“I have now ordered my 3rd bottle of Parasym plus™. My quality of life is gradually continuing to improve! Here are areas I’m seeing improvement even since the last bottle:
-Digestion/regularity (no constipation and way less diarrhea.)
-No gallbladder attacks
-My body’s stress level has greatly improved (the constant buzzing is mostly gone!)
-Better recovery from activities/less fatigue! (More spoons and better quality spoons) (Google spoon theory)
-Fewer histamine responses!! (I was even able to cut back on my histamine blockers a bit!)
-My sleep quality is still improving
-Mental clarity is starting to come back
-My hamstrings are not so tight (I was taking ibuprofen each night to sleep because my legs hurt so bad. That’s no longer the case!)”

 

 

Verified Amazon Review

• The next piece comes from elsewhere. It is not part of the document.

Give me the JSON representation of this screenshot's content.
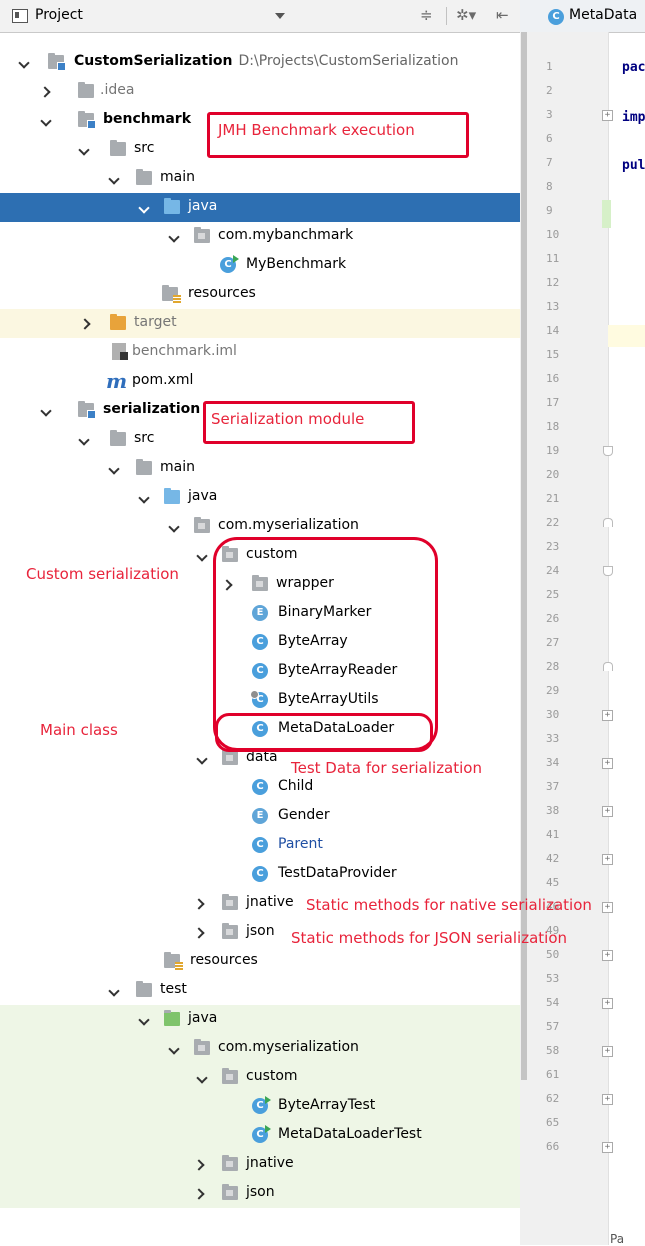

“Found these to be quite helpful and had my mom try them because she has so many of the same issues. The other day she was saying how she doesn’t think supplements work, they’re all a bunch of hooey, but then she stopped herself and said – except those Parasym Plus™, those really seem to work.”